(Work order)
Set the data down once more, in full and exactly.

━━━ Supplied entries

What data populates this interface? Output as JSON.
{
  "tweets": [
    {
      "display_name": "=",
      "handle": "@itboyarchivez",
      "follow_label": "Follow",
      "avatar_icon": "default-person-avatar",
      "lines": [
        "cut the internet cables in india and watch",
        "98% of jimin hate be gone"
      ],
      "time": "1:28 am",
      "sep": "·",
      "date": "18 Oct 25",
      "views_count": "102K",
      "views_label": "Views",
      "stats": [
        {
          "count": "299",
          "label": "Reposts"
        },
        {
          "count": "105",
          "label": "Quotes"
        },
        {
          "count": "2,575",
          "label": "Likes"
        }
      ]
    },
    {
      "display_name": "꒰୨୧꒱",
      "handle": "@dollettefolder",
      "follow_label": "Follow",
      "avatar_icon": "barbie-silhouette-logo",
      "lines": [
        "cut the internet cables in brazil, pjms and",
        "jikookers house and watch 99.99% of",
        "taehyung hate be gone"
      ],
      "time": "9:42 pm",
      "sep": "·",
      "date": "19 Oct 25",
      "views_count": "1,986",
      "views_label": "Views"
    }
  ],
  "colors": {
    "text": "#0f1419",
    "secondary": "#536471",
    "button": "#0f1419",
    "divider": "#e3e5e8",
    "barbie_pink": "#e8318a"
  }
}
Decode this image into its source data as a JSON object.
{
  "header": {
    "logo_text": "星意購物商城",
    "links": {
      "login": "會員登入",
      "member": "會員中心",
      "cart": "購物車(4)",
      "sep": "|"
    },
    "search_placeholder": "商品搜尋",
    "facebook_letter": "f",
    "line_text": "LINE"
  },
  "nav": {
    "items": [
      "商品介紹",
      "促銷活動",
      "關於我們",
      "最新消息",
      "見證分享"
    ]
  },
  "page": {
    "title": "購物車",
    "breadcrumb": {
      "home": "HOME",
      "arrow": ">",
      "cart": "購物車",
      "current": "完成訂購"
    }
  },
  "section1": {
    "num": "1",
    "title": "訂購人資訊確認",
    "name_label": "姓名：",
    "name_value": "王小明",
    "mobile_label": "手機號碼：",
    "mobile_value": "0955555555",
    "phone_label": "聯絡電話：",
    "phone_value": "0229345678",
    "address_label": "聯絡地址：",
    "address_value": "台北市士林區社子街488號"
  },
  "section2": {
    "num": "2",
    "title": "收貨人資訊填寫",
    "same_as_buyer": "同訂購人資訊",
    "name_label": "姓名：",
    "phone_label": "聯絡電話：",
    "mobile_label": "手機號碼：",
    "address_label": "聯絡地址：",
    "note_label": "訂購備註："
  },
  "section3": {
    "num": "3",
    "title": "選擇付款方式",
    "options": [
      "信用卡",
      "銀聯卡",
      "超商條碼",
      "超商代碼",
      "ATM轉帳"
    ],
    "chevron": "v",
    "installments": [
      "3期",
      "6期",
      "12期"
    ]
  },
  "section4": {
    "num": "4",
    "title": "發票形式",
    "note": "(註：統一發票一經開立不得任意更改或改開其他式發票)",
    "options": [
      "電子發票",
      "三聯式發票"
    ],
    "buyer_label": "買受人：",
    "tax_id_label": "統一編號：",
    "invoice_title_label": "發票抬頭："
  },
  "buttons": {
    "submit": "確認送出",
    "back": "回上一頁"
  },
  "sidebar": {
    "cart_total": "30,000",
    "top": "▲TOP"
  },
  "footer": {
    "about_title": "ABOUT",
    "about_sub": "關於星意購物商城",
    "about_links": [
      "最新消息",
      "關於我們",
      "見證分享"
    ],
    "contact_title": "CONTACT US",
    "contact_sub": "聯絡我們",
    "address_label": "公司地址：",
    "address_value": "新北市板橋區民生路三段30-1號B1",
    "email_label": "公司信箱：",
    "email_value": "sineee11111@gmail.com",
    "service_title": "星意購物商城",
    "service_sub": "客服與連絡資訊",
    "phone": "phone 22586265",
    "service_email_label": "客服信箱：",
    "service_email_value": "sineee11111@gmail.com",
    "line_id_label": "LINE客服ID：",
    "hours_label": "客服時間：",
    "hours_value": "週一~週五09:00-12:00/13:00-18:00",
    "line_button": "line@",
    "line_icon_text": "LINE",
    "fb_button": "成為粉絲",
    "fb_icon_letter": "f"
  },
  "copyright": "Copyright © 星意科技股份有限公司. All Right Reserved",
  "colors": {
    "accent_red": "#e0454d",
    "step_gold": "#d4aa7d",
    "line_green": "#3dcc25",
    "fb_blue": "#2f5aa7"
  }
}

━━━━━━

(Output below)
What data populates this interface? Output as JSON.
{
  "tweets": [
    {
      "display_name": "=",
      "handle": "@itboyarchivez",
      "follow_label": "Follow",
      "avatar_icon": "default-person-avatar",
      "lines": [
        "cut the internet cables in india and watch",
        "98% of jimin hate be gone"
      ],
      "time": "1:28 am",
      "sep": "·",
      "date": "18 Oct 25",
      "views_count": "102K",
      "views_label": "Views",
      "stats": [
        {
          "count": "299",
          "label": "Reposts"
        },
        {
          "count": "105",
          "label": "Quotes"
        },
        {
          "count": "2,575",
          "label": "Likes"
        }
      ]
    },
    {
      "display_name": "꒰୨୧꒱",
      "handle": "@dollettefolder",
      "follow_label": "Follow",
      "avatar_icon": "barbie-silhouette-logo",
      "lines": [
        "cut the internet cables in brazil, pjms and",
        "jikookers house and watch 99.99% of",
        "taehyung hate be gone"
      ],
      "time": "9:42 pm",
      "sep": "·",
      "date": "19 Oct 25",
      "views_count": "1,986",
      "views_label": "Views"
    }
  ],
  "colors": {
    "text": "#0f1419",
    "secondary": "#536471",
    "button": "#0f1419",
    "divider": "#e3e5e8",
    "barbie_pink": "#e8318a"
  }
}
Decode this image into its source data as a JSON object.
{
  "header": {
    "logo_text": "星意購物商城",
    "links": {
      "login": "會員登入",
      "member": "會員中心",
      "cart": "購物車(4)",
      "sep": "|"
    },
    "search_placeholder": "商品搜尋",
    "facebook_letter": "f",
    "line_text": "LINE"
  },
  "nav": {
    "items": [
      "商品介紹",
      "促銷活動",
      "關於我們",
      "最新消息",
      "見證分享"
    ]
  },
  "page": {
    "title": "購物車",
    "breadcrumb": {
      "home": "HOME",
      "arrow": ">",
      "cart": "購物車",
      "current": "完成訂購"
    }
  },
  "section1": {
    "num": "1",
    "title": "訂購人資訊確認",
    "name_label": "姓名：",
    "name_value": "王小明",
    "mobile_label": "手機號碼：",
    "mobile_value": "0955555555",
    "phone_label": "聯絡電話：",
    "phone_value": "0229345678",
    "address_label": "聯絡地址：",
    "address_value": "台北市士林區社子街488號"
  },
  "section2": {
    "num": "2",
    "title": "收貨人資訊填寫",
    "same_as_buyer": "同訂購人資訊",
    "name_label": "姓名：",
    "phone_label": "聯絡電話：",
    "mobile_label": "手機號碼：",
    "address_label": "聯絡地址：",
    "note_label": "訂購備註："
  },
  "section3": {
    "num": "3",
    "title": "選擇付款方式",
    "options": [
      "信用卡",
      "銀聯卡",
      "超商條碼",
      "超商代碼",
      "ATM轉帳"
    ],
    "chevron": "v",
    "installments": [
      "3期",
      "6期",
      "12期"
    ]
  },
  "section4": {
    "num": "4",
    "title": "發票形式",
    "note": "(註：統一發票一經開立不得任意更改或改開其他式發票)",
    "options": [
      "電子發票",
      "三聯式發票"
    ],
    "buyer_label": "買受人：",
    "tax_id_label": "統一編號：",
    "invoice_title_label": "發票抬頭："
  },
  "buttons": {
    "submit": "確認送出",
    "back": "回上一頁"
  },
  "sidebar": {
    "cart_total": "30,000",
    "top": "▲TOP"
  },
  "footer": {
    "about_title": "ABOUT",
    "about_sub": "關於星意購物商城",
    "about_links": [
      "最新消息",
      "關於我們",
      "見證分享"
    ],
    "contact_title": "CONTACT US",
    "contact_sub": "聯絡我們",
    "address_label": "公司地址：",
    "address_value": "新北市板橋區民生路三段30-1號B1",
    "email_label": "公司信箱：",
    "email_value": "sineee11111@gmail.com",
    "service_title": "星意購物商城",
    "service_sub": "客服與連絡資訊",
    "phone": "phone 22586265",
    "service_email_label": "客服信箱：",
    "service_email_value": "sineee11111@gmail.com",
    "line_id_label": "LINE客服ID：",
    "hours_label": "客服時間：",
    "hours_value": "週一~週五09:00-12:00/13:00-18:00",
    "line_button": "line@",
    "line_icon_text": "LINE",
    "fb_button": "成為粉絲",
    "fb_icon_letter": "f"
  },
  "copyright": "Copyright © 星意科技股份有限公司. All Right Reserved",
  "colors": {
    "accent_red": "#e0454d",
    "step_gold": "#d4aa7d",
    "line_green": "#3dcc25",
    "fb_blue": "#2f5aa7"
  }
}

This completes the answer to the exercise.